EXERCISE INSTRUCTIONS ::
Looking at the data below, report how many lines contain "representation", with no other words.

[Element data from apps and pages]

___

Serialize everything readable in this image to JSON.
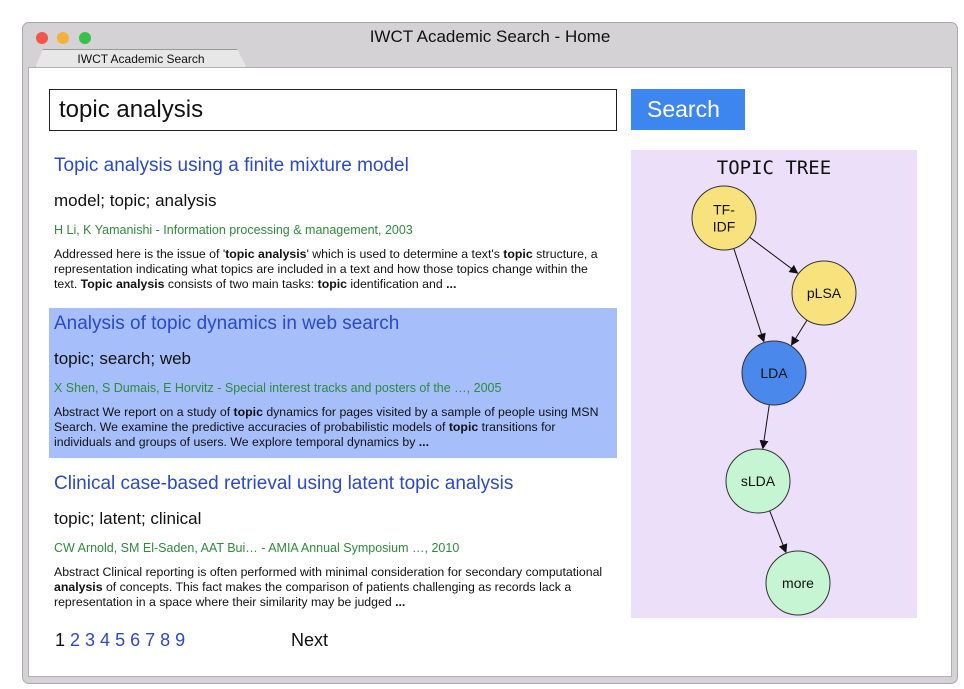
{
  "window": {
    "title": "IWCT Academic Search - Home",
    "tab_label": "IWCT Academic Search"
  },
  "search": {
    "value": "topic analysis",
    "button_label": "Search"
  },
  "results": [
    {
      "title": "Topic analysis using a finite mixture model",
      "tags": "model; topic; analysis",
      "authors": "H Li, K Yamanishi - Information processing & management, 2003",
      "snippet": [
        {
          "t": "Addressed here is the issue of '"
        },
        {
          "t": "topic analysis",
          "b": true
        },
        {
          "t": "' which is used to determine a text's "
        },
        {
          "t": "topic",
          "b": true
        },
        {
          "t": " structure, a representation indicating what topics are included in a text and how those topics change within the text. "
        },
        {
          "t": "Topic analysis",
          "b": true
        },
        {
          "t": " consists of two main tasks: "
        },
        {
          "t": "topic",
          "b": true
        },
        {
          "t": " identification and "
        },
        {
          "t": "...",
          "b": true
        }
      ]
    },
    {
      "title": "Analysis of topic dynamics in web search",
      "tags": "topic; search; web",
      "authors": "X Shen, S Dumais, E Horvitz - Special interest tracks and posters of the …, 2005",
      "snippet": [
        {
          "t": "Abstract We report on a study of "
        },
        {
          "t": "topic",
          "b": true
        },
        {
          "t": " dynamics for pages visited by a sample of people using MSN Search. We examine the predictive accuracies of probabilistic models of "
        },
        {
          "t": "topic",
          "b": true
        },
        {
          "t": " transitions for individuals and groups of users. We explore temporal dynamics by "
        },
        {
          "t": "...",
          "b": true
        }
      ]
    },
    {
      "title": "Clinical case-based retrieval using latent topic analysis",
      "tags": "topic; latent; clinical",
      "authors": "CW Arnold, SM El-Saden, AAT Bui… - AMIA Annual Symposium …, 2010",
      "snippet": [
        {
          "t": "Abstract Clinical reporting is often performed with minimal consideration for secondary computational "
        },
        {
          "t": "analysis",
          "b": true
        },
        {
          "t": " of concepts. This fact makes the comparison of patients challenging as records lack a representation in a space where their similarity may be judged "
        },
        {
          "t": "...",
          "b": true
        }
      ]
    }
  ],
  "pagination": {
    "pages": [
      "1",
      "2",
      "3",
      "4",
      "5",
      "6",
      "7",
      "8",
      "9"
    ],
    "current": "1",
    "next_label": "Next"
  },
  "topic_tree": {
    "title": "TOPIC TREE",
    "nodes": [
      {
        "id": "tfidf",
        "label": [
          "TF-",
          "IDF"
        ],
        "color": "#f7e27e"
      },
      {
        "id": "plsa",
        "label": [
          "pLSA"
        ],
        "color": "#f7e27e"
      },
      {
        "id": "lda",
        "label": [
          "LDA"
        ],
        "color": "#4a88ec"
      },
      {
        "id": "slda",
        "label": [
          "sLDA"
        ],
        "color": "#c5f5d2"
      },
      {
        "id": "more",
        "label": [
          "more"
        ],
        "color": "#c5f5d2"
      }
    ],
    "edges": [
      [
        "tfidf",
        "plsa"
      ],
      [
        "tfidf",
        "lda"
      ],
      [
        "plsa",
        "lda"
      ],
      [
        "lda",
        "slda"
      ],
      [
        "slda",
        "more"
      ]
    ]
  },
  "colors": {
    "accent": "#3d86f0",
    "link": "#2b49c8",
    "author": "#2f8a3c",
    "highlight": "#a6bffb",
    "panel": "#ecdff9"
  }
}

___

EXPECTED ANSWER ::
2